You just need to ask.

Friday, September 11, 2009

PAL SOCKS

Families end up with inside jokes and too-often-told stories after years of living in the same one-bathroom house and surviving cross country voyages in the AC-less cramped-up station wagon. You struggle and grow, but survival often comes through laughter.

When my siblings and I get together, we hoot and howl over such dumb stories, our spouses begin to wonder who/what they married. We start by uttering a few words that are unintelligible and nonsensical to everybody else, then we are rolling so hard we can't finish the story. That's another of our eccentricities, we laugh so hard at our own jokes we rarely can exhale the punch line.

My own children have personalized their own family eccentricity by creating an artform of imitating the sounds and actions of the laughter of each of my siblings. My poor, deprived children have their own stories to tell about us telling our stories.

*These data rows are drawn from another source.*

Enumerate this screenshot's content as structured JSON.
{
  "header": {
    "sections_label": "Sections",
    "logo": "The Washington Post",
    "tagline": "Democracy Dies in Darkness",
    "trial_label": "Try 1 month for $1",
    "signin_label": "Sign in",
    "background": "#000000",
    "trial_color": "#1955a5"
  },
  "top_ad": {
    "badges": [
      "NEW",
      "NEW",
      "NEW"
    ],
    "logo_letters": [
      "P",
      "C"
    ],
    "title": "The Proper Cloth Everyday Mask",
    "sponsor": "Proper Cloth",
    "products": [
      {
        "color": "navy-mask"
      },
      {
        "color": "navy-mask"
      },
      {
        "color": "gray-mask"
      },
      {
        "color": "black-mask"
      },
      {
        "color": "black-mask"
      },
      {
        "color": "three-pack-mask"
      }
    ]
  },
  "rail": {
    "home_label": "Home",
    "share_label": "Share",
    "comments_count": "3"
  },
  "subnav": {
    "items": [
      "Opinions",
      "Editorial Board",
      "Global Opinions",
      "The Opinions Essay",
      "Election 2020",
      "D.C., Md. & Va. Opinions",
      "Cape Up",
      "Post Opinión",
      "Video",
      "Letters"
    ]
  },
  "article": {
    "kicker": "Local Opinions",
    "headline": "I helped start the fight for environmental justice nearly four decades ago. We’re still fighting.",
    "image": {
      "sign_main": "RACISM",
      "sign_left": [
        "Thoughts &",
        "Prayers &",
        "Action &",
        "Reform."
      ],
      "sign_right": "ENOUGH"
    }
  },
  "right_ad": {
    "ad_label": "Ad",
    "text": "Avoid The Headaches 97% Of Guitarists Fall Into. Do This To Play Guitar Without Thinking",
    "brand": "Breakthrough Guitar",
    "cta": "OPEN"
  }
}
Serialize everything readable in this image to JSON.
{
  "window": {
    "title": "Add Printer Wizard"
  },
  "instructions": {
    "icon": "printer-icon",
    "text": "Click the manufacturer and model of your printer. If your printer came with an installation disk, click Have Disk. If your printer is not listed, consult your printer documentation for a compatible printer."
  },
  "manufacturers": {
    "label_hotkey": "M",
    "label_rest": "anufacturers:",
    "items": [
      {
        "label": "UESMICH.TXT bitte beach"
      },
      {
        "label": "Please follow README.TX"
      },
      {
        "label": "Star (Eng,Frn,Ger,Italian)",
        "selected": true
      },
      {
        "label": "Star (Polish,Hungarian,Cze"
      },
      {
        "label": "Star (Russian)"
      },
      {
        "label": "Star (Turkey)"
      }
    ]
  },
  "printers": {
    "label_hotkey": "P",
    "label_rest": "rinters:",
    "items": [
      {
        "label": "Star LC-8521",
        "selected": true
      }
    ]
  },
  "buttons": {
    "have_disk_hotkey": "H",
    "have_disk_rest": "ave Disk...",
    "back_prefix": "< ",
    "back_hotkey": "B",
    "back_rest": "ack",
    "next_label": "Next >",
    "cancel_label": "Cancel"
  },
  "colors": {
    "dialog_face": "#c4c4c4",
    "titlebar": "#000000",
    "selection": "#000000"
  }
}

One of those sayings we have is "PAL SOCKS"; our homemade definition for socks that have lost their elasticity and sag around the ankles. Say PAL SOCKS around my family and you will hear raucous, I-lost-my-breath kinda' laughter. When our laughter finally quiets and the neighbors are enjoying the peace, we're hearing the echo of "HIYA PAL" in our hearts and minds.

Just to let you in on the family secret, I will actually divulge the origination of this story.  Usually we siblings laugh hysterically and ignore the outsiders, who feign indifference, but are internally longing to understand the catalyst of the giggle fit.

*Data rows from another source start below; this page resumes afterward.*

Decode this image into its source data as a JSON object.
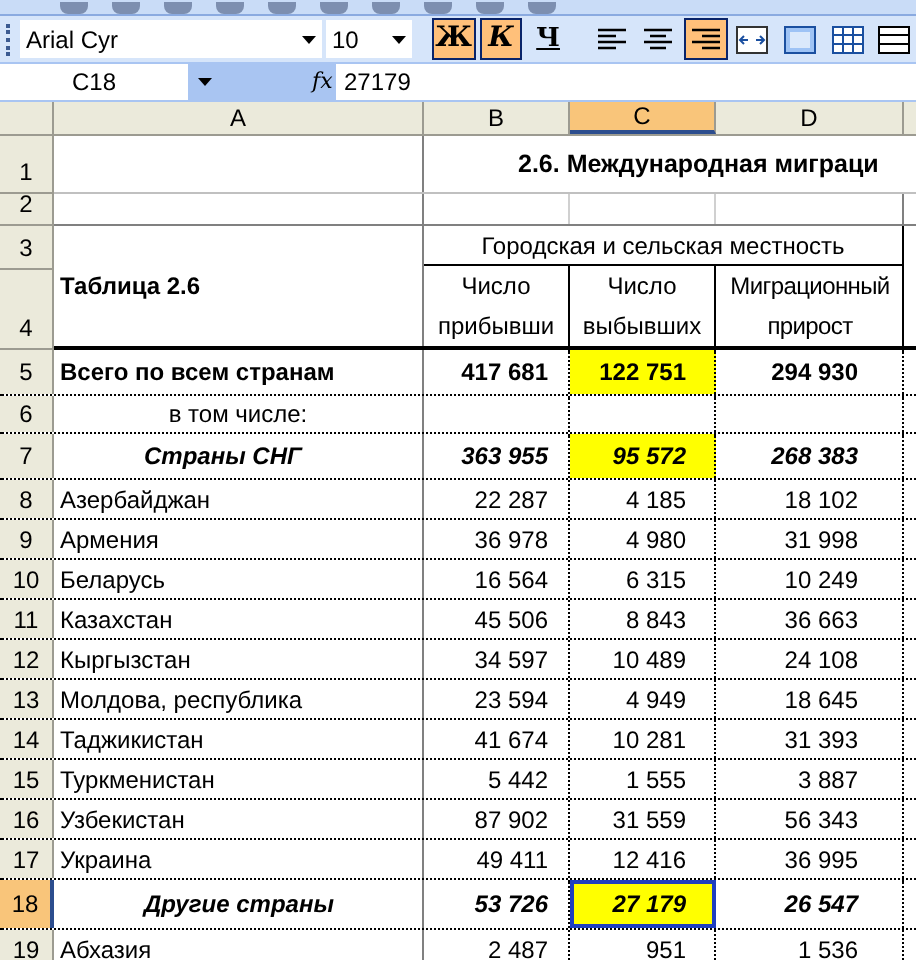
{
  "toolbar": {
    "font": "Arial Cyr",
    "size": "10",
    "buttons": [
      {
        "kind": "bold",
        "label": "Ж",
        "selected": true
      },
      {
        "kind": "italic",
        "label": "К",
        "selected": true
      },
      {
        "kind": "underline",
        "label": "Ч",
        "selected": false
      },
      {
        "kind": "align_left",
        "selected": false
      },
      {
        "kind": "align_center",
        "selected": false
      },
      {
        "kind": "align_right",
        "selected": true
      },
      {
        "kind": "merge",
        "selected": false
      },
      {
        "kind": "frame",
        "selected": false
      },
      {
        "kind": "grid",
        "selected": false
      },
      {
        "kind": "table",
        "selected": false
      }
    ]
  },
  "formula_bar": {
    "cell": "C18",
    "fx": "fx",
    "value": "27179"
  },
  "columns": [
    {
      "label": "A",
      "selected": false
    },
    {
      "label": "B",
      "selected": false
    },
    {
      "label": "C",
      "selected": true
    },
    {
      "label": "D",
      "selected": false
    }
  ],
  "header": {
    "row_numbers": [
      "1",
      "2",
      "3",
      "4"
    ],
    "title": "2.6. Международная миграци",
    "caption": "Таблица 2.6",
    "group": "Городская и сельская местность",
    "headings": [
      "Число прибывши",
      "Число выбывших",
      "Миграционный прирост"
    ]
  },
  "rows": [
    {
      "number": "5",
      "selected": false,
      "kind": "total",
      "cells": [
        "Всего по всем странам",
        "417 681",
        "122 751",
        "294 930"
      ],
      "highlighted": [
        false,
        false,
        true,
        false
      ],
      "active": [
        false,
        false,
        false,
        false
      ]
    },
    {
      "number": "6",
      "selected": false,
      "kind": "note",
      "cells": [
        "в том числе:",
        "",
        "",
        ""
      ],
      "highlighted": [
        false,
        false,
        false,
        false
      ],
      "active": [
        false,
        false,
        false,
        false
      ]
    },
    {
      "number": "7",
      "selected": false,
      "kind": "group",
      "cells": [
        "Страны СНГ",
        "363 955",
        "95 572",
        "268 383"
      ],
      "highlighted": [
        false,
        false,
        true,
        false
      ],
      "active": [
        false,
        false,
        false,
        false
      ]
    },
    {
      "number": "8",
      "selected": false,
      "kind": "country",
      "cells": [
        "Азербайджан",
        "22 287",
        "4 185",
        "18 102"
      ],
      "highlighted": [
        false,
        false,
        false,
        false
      ],
      "active": [
        false,
        false,
        false,
        false
      ]
    },
    {
      "number": "9",
      "selected": false,
      "kind": "country",
      "cells": [
        "Армения",
        "36 978",
        "4 980",
        "31 998"
      ],
      "highlighted": [
        false,
        false,
        false,
        false
      ],
      "active": [
        false,
        false,
        false,
        false
      ]
    },
    {
      "number": "10",
      "selected": false,
      "kind": "country",
      "cells": [
        "Беларусь",
        "16 564",
        "6 315",
        "10 249"
      ],
      "highlighted": [
        false,
        false,
        false,
        false
      ],
      "active": [
        false,
        false,
        false,
        false
      ]
    },
    {
      "number": "11",
      "selected": false,
      "kind": "country",
      "cells": [
        "Казахстан",
        "45 506",
        "8 843",
        "36 663"
      ],
      "highlighted": [
        false,
        false,
        false,
        false
      ],
      "active": [
        false,
        false,
        false,
        false
      ]
    },
    {
      "number": "12",
      "selected": false,
      "kind": "country",
      "cells": [
        "Кыргызстан",
        "34 597",
        "10 489",
        "24 108"
      ],
      "highlighted": [
        false,
        false,
        false,
        false
      ],
      "active": [
        false,
        false,
        false,
        false
      ]
    },
    {
      "number": "13",
      "selected": false,
      "kind": "country",
      "cells": [
        "Молдова, республика",
        "23 594",
        "4 949",
        "18 645"
      ],
      "highlighted": [
        false,
        false,
        false,
        false
      ],
      "active": [
        false,
        false,
        false,
        false
      ]
    },
    {
      "number": "14",
      "selected": false,
      "kind": "country",
      "cells": [
        "Таджикистан",
        "41 674",
        "10 281",
        "31 393"
      ],
      "highlighted": [
        false,
        false,
        false,
        false
      ],
      "active": [
        false,
        false,
        false,
        false
      ]
    },
    {
      "number": "15",
      "selected": false,
      "kind": "country",
      "cells": [
        "Туркменистан",
        "5 442",
        "1 555",
        "3 887"
      ],
      "highlighted": [
        false,
        false,
        false,
        false
      ],
      "active": [
        false,
        false,
        false,
        false
      ]
    },
    {
      "number": "16",
      "selected": false,
      "kind": "country",
      "cells": [
        "Узбекистан",
        "87 902",
        "31 559",
        "56 343"
      ],
      "highlighted": [
        false,
        false,
        false,
        false
      ],
      "active": [
        false,
        false,
        false,
        false
      ]
    },
    {
      "number": "17",
      "selected": false,
      "kind": "country",
      "cells": [
        "Украина",
        "49 411",
        "12 416",
        "36 995"
      ],
      "highlighted": [
        false,
        false,
        false,
        false
      ],
      "active": [
        false,
        false,
        false,
        false
      ]
    },
    {
      "number": "18",
      "selected": true,
      "kind": "group",
      "cells": [
        "Другие страны",
        "53 726",
        "27 179",
        "26 547"
      ],
      "highlighted": [
        false,
        false,
        true,
        false
      ],
      "active": [
        false,
        false,
        true,
        false
      ]
    },
    {
      "number": "19",
      "selected": false,
      "kind": "country",
      "cells": [
        "Абхазия",
        "2 487",
        "951",
        "1 536"
      ],
      "highlighted": [
        false,
        false,
        false,
        false
      ],
      "active": [
        false,
        false,
        false,
        false
      ]
    }
  ]
}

When we six were very young, constantly hovering around the house, in the house, on the house, in the yard, on the roof, in the trees and under the porch, the neighbor kids realized it was a good place to hang out. Mom and Dad were kind to the neighbor kids and sometimes even fed them.

Donny was one that occasionally wandered in our yard, but not to join the kids' activities. He was fascinated with my Dad, who left the garage door open on warm days and was busy with power tools, making and fixing things for his rambunctious family. It was my first encounter with someone who was handicapped, yet my parents acceptance of him made it a non-issue in my four-year-old mind.

I remember Donny standing in the driveway, joyously greeting my Dad with "HIYA, PAL!" then, "WHACHU DOIN?" his face emblazoned with an all-teeth-showing smile. When he visited, I always looked up first. Way up,because he was tall. I loved his smile and was fascinated that his voice didn't quite sound like mine.

Then, I always looked down. Donny had loved holes into the toes of his cherished cowboy boots. Because his boots had holes in the toes, his socks always poked through the end. Because his socks lacked elastic, they continuously slid down during the day until a lot of sock would be flopping around on the end. (I'm sure the older we get, the more sock we remember hanging through the end.)

On days when he could be convinced not to wear his cowboy boots, he wore sandals. Sandals with the socks with no elastic. Sandals that allowed more sock to surrender in the wind than the cowboy boots allowed.

Always concerned for safety, I remember my Dad once patiently instructing Donny how to pull his boots off, pull his socks up, then put his boots back on. I didn't understand then, but now I speculate my Dad was sure Donny would fall and endanger his life on one of his power tools or accidentally strangle himself or get the socks caught in an escalator or shoot his eye out.

But, for the rest of our lives, worn out socks were happily synonomous with Donny's friendly greeting, "HIYA, PAL!" Like Pavlov's dog, when we see socks that need to go into the rag bag, we are warmed with memories of unconditional friendship given and received.
While I was visiting my parents this summer, my Dad stirred up the memories and the laughter by walking onto the patio one morning with PAL SOCKS!
 Ever-frugal, he is unable to admit these socks should be used with Pledge Furniture Polish or wrapped around a sore-throat sufferer's neck that has been slathered in Vick's Vapor Rub. Yes, another wierd family eccentricity.
But, the  laughter warmed out hearts because,
 it's about more than just socks.

It's about remembering Donny, our PAL.